#### Dataset rows describing interfaces:
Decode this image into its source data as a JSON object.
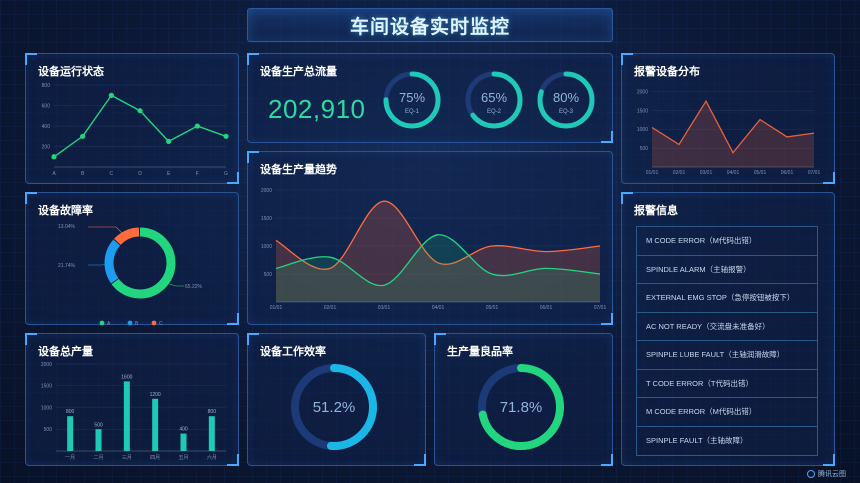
{
  "header": {
    "title": "车间设备实时监控"
  },
  "panels": {
    "status": {
      "title": "设备运行状态"
    },
    "total_flow": {
      "title": "设备生产总流量"
    },
    "alarm_dist": {
      "title": "报警设备分布"
    },
    "failure": {
      "title": "设备故障率"
    },
    "trend": {
      "title": "设备生产量趋势"
    },
    "alarm_info": {
      "title": "报警信息"
    },
    "total_output": {
      "title": "设备总产量"
    },
    "efficiency": {
      "title": "设备工作效率"
    },
    "yield": {
      "title": "生产量良品率"
    }
  },
  "total_flow_value": "202,910",
  "gauges": [
    {
      "pct": "75%",
      "label": "EQ-1",
      "value": 0.75
    },
    {
      "pct": "65%",
      "label": "EQ-2",
      "value": 0.65
    },
    {
      "pct": "80%",
      "label": "EQ-3",
      "value": 0.8
    }
  ],
  "efficiency_pct": "51.2%",
  "yield_pct": "71.8%",
  "alarms": [
    "M CODE ERROR（M代码出错）",
    "SPINDLE ALARM（主轴报警）",
    "EXTERNAL EMG STOP（急停按钮被按下）",
    "AC NOT READY（交流盘未准备好）",
    "SPINPLE LUBE FAULT（主轴润滑故障）",
    "T CODE ERROR（T代码出错）",
    "M CODE ERROR（M代码出错）",
    "SPINPLE FAULT（主轴故障）"
  ],
  "logo_text": "腾讯云图",
  "colors": {
    "green": "#22d67f",
    "teal": "#1fc9b8",
    "blue": "#1e9cf0",
    "orange": "#ff6b3d",
    "red_orange": "#e9603a"
  },
  "chart_data": [
    {
      "id": "status",
      "type": "line",
      "categories": [
        "A",
        "B",
        "C",
        "D",
        "E",
        "F",
        "G"
      ],
      "values": [
        100,
        300,
        700,
        550,
        250,
        400,
        300
      ],
      "yticks": [
        "200",
        "400",
        "600",
        "800"
      ],
      "ylim": [
        0,
        850
      ]
    },
    {
      "id": "failure",
      "type": "pie",
      "donut": true,
      "categories": [
        "A",
        "B",
        "C"
      ],
      "values": [
        65.22,
        21.74,
        13.04
      ],
      "labels": [
        "65.22%",
        "21.74%",
        "13.04%"
      ]
    },
    {
      "id": "alarm_dist",
      "type": "area",
      "categories": [
        "01/01",
        "02/01",
        "03/01",
        "04/01",
        "05/01",
        "06/01",
        "07/01"
      ],
      "values": [
        1050,
        600,
        1750,
        380,
        1260,
        800,
        900
      ],
      "yticks": [
        "500",
        "1000",
        "1500",
        "2000"
      ],
      "ylim": [
        0,
        2100
      ]
    },
    {
      "id": "trend",
      "type": "area",
      "categories": [
        "01/01",
        "02/01",
        "03/01",
        "04/01",
        "05/01",
        "06/01",
        "07/01"
      ],
      "series": [
        {
          "values": [
            1100,
            600,
            1800,
            700,
            1000,
            900,
            1000
          ]
        },
        {
          "values": [
            600,
            800,
            300,
            1200,
            500,
            600,
            500
          ]
        }
      ],
      "yticks": [
        "500",
        "1000",
        "1500",
        "2000"
      ],
      "ylim": [
        0,
        2000
      ]
    },
    {
      "id": "total_output",
      "type": "bar",
      "categories": [
        "一月",
        "二月",
        "三月",
        "四月",
        "五月",
        "六月"
      ],
      "values": [
        800,
        500,
        1600,
        1200,
        400,
        800
      ],
      "labels": [
        "800",
        "500",
        "1600",
        "1200",
        "400",
        "800"
      ],
      "yticks": [
        "500",
        "1000",
        "1500",
        "2000"
      ],
      "ylim": [
        0,
        2000
      ]
    },
    {
      "id": "efficiency",
      "type": "pie",
      "donut": true,
      "values": [
        51.2
      ]
    },
    {
      "id": "yield",
      "type": "pie",
      "donut": true,
      "values": [
        71.8
      ]
    }
  ]
}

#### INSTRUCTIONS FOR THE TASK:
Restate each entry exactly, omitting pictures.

#### WRITTEN RESPONSE:
Decode this image into its source data as a JSON object.
{
  "header": {
    "title": "车间设备实时监控"
  },
  "panels": {
    "status": {
      "title": "设备运行状态"
    },
    "total_flow": {
      "title": "设备生产总流量"
    },
    "alarm_dist": {
      "title": "报警设备分布"
    },
    "failure": {
      "title": "设备故障率"
    },
    "trend": {
      "title": "设备生产量趋势"
    },
    "alarm_info": {
      "title": "报警信息"
    },
    "total_output": {
      "title": "设备总产量"
    },
    "efficiency": {
      "title": "设备工作效率"
    },
    "yield": {
      "title": "生产量良品率"
    }
  },
  "total_flow_value": "202,910",
  "gauges": [
    {
      "pct": "75%",
      "label": "EQ-1",
      "value": 0.75
    },
    {
      "pct": "65%",
      "label": "EQ-2",
      "value": 0.65
    },
    {
      "pct": "80%",
      "label": "EQ-3",
      "value": 0.8
    }
  ],
  "efficiency_pct": "51.2%",
  "yield_pct": "71.8%",
  "alarms": [
    "M CODE ERROR（M代码出错）",
    "SPINDLE ALARM（主轴报警）",
    "EXTERNAL EMG STOP（急停按钮被按下）",
    "AC NOT READY（交流盘未准备好）",
    "SPINPLE LUBE FAULT（主轴润滑故障）",
    "T CODE ERROR（T代码出错）",
    "M CODE ERROR（M代码出错）",
    "SPINPLE FAULT（主轴故障）"
  ],
  "logo_text": "腾讯云图",
  "colors": {
    "green": "#22d67f",
    "teal": "#1fc9b8",
    "blue": "#1e9cf0",
    "orange": "#ff6b3d",
    "red_orange": "#e9603a"
  },
  "chart_data": [
    {
      "id": "status",
      "type": "line",
      "categories": [
        "A",
        "B",
        "C",
        "D",
        "E",
        "F",
        "G"
      ],
      "values": [
        100,
        300,
        700,
        550,
        250,
        400,
        300
      ],
      "yticks": [
        "200",
        "400",
        "600",
        "800"
      ],
      "ylim": [
        0,
        850
      ]
    },
    {
      "id": "failure",
      "type": "pie",
      "donut": true,
      "categories": [
        "A",
        "B",
        "C"
      ],
      "values": [
        65.22,
        21.74,
        13.04
      ],
      "labels": [
        "65.22%",
        "21.74%",
        "13.04%"
      ]
    },
    {
      "id": "alarm_dist",
      "type": "area",
      "categories": [
        "01/01",
        "02/01",
        "03/01",
        "04/01",
        "05/01",
        "06/01",
        "07/01"
      ],
      "values": [
        1050,
        600,
        1750,
        380,
        1260,
        800,
        900
      ],
      "yticks": [
        "500",
        "1000",
        "1500",
        "2000"
      ],
      "ylim": [
        0,
        2100
      ]
    },
    {
      "id": "trend",
      "type": "area",
      "categories": [
        "01/01",
        "02/01",
        "03/01",
        "04/01",
        "05/01",
        "06/01",
        "07/01"
      ],
      "series": [
        {
          "values": [
            1100,
            600,
            1800,
            700,
            1000,
            900,
            1000
          ]
        },
        {
          "values": [
            600,
            800,
            300,
            1200,
            500,
            600,
            500
          ]
        }
      ],
      "yticks": [
        "500",
        "1000",
        "1500",
        "2000"
      ],
      "ylim": [
        0,
        2000
      ]
    },
    {
      "id": "total_output",
      "type": "bar",
      "categories": [
        "一月",
        "二月",
        "三月",
        "四月",
        "五月",
        "六月"
      ],
      "values": [
        800,
        500,
        1600,
        1200,
        400,
        800
      ],
      "labels": [
        "800",
        "500",
        "1600",
        "1200",
        "400",
        "800"
      ],
      "yticks": [
        "500",
        "1000",
        "1500",
        "2000"
      ],
      "ylim": [
        0,
        2000
      ]
    },
    {
      "id": "efficiency",
      "type": "pie",
      "donut": true,
      "values": [
        51.2
      ]
    },
    {
      "id": "yield",
      "type": "pie",
      "donut": true,
      "values": [
        71.8
      ]
    }
  ]
}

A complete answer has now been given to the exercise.